◆ **WORK INSTRUCTIONS**
Find every line below with the string "Glycemic" and pick it out.

[Data about app and page elements]
|---|
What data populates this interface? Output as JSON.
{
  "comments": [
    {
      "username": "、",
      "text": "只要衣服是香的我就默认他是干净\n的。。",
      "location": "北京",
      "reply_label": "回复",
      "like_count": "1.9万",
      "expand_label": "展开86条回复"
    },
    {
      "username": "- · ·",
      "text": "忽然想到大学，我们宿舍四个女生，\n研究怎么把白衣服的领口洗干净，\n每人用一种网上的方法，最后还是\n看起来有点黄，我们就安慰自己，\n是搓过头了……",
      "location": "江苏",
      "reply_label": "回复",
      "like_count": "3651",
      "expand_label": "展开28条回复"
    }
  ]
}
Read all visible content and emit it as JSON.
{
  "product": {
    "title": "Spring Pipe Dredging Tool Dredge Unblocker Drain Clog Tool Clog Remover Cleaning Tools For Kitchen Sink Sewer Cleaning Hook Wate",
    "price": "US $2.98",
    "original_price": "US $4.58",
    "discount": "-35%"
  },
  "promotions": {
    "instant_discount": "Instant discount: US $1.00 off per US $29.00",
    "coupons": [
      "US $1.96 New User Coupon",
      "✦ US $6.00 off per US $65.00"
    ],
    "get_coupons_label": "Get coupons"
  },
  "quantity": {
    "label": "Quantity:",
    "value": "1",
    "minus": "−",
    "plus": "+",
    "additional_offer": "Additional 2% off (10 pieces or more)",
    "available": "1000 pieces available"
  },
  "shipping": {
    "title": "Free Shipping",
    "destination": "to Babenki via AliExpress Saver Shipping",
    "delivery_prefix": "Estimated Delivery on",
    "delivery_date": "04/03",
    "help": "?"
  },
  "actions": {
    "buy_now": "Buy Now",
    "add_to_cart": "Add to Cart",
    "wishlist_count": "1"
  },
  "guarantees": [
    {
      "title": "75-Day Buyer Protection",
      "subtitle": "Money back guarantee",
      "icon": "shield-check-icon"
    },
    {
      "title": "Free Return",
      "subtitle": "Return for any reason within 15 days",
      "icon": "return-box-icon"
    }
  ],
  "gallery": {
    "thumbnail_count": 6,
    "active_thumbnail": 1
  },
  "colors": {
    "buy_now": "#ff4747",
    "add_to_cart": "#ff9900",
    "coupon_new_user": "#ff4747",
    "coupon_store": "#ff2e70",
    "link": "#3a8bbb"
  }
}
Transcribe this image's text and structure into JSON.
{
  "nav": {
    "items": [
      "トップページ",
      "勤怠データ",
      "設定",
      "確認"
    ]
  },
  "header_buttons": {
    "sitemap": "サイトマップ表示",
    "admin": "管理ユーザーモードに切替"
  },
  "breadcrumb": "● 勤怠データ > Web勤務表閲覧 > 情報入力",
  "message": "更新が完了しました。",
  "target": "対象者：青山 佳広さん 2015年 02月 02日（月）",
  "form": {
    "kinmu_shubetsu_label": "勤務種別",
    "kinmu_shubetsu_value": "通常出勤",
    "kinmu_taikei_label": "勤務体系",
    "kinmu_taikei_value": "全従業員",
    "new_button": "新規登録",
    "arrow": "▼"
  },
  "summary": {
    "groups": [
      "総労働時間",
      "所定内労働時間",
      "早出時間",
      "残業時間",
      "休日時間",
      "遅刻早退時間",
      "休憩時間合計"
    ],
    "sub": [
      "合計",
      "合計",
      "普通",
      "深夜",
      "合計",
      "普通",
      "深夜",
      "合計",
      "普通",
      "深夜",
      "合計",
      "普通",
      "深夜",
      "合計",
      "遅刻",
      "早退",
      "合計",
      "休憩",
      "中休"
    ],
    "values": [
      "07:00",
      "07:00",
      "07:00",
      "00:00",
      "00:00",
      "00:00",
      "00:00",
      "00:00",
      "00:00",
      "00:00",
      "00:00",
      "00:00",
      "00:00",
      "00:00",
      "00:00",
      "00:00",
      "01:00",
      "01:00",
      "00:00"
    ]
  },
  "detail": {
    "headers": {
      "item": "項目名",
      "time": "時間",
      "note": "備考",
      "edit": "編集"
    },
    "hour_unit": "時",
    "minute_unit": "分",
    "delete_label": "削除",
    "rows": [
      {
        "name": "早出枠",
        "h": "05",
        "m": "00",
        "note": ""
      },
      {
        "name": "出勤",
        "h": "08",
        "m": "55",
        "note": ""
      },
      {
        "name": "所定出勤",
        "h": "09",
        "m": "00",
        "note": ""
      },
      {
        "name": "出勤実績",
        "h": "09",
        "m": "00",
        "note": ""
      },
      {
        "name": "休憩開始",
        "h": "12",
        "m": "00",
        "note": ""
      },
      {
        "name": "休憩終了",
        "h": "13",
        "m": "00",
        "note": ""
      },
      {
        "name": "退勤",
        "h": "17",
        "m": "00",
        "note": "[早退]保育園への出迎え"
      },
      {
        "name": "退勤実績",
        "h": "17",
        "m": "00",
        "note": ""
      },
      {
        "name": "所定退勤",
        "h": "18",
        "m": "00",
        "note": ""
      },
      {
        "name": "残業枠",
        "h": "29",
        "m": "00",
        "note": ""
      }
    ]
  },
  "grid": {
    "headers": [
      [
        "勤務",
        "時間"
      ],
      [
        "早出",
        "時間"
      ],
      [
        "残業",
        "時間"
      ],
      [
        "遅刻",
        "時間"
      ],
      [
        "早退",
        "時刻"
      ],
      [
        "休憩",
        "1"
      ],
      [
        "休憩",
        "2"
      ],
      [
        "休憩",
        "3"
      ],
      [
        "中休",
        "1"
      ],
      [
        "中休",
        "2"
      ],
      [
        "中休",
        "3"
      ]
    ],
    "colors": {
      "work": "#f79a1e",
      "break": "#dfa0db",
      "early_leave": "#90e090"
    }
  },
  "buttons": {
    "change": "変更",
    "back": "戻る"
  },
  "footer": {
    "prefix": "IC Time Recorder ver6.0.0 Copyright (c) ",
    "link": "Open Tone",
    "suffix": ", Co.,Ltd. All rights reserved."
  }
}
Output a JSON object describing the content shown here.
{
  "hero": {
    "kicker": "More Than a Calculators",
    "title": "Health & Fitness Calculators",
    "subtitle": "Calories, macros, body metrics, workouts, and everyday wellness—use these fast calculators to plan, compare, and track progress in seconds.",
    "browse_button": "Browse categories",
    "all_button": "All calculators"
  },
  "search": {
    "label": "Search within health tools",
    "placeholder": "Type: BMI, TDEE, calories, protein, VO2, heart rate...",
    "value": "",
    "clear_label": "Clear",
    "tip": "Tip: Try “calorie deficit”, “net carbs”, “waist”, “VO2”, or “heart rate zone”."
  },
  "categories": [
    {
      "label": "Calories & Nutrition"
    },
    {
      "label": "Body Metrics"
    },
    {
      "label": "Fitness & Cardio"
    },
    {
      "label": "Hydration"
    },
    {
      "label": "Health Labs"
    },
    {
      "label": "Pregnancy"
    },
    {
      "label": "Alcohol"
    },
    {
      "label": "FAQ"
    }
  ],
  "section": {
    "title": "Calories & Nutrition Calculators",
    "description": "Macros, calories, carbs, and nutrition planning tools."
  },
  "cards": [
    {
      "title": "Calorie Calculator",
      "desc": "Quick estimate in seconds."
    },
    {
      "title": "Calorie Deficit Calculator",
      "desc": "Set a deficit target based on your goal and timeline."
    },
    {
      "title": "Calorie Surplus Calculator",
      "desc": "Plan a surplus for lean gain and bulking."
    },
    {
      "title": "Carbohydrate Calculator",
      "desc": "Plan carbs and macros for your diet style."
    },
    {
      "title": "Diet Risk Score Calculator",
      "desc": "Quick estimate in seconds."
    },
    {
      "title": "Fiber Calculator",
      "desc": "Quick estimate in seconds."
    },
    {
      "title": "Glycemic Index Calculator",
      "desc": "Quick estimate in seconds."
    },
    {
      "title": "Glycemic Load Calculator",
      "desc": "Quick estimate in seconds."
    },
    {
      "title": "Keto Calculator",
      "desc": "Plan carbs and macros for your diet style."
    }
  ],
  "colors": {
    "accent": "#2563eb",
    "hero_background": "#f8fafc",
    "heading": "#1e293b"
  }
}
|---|
◆ **RESPONSE TO THE TASK**
      "title": "Glycemic Index Calculator",
      "title": "Glycemic Load Calculator",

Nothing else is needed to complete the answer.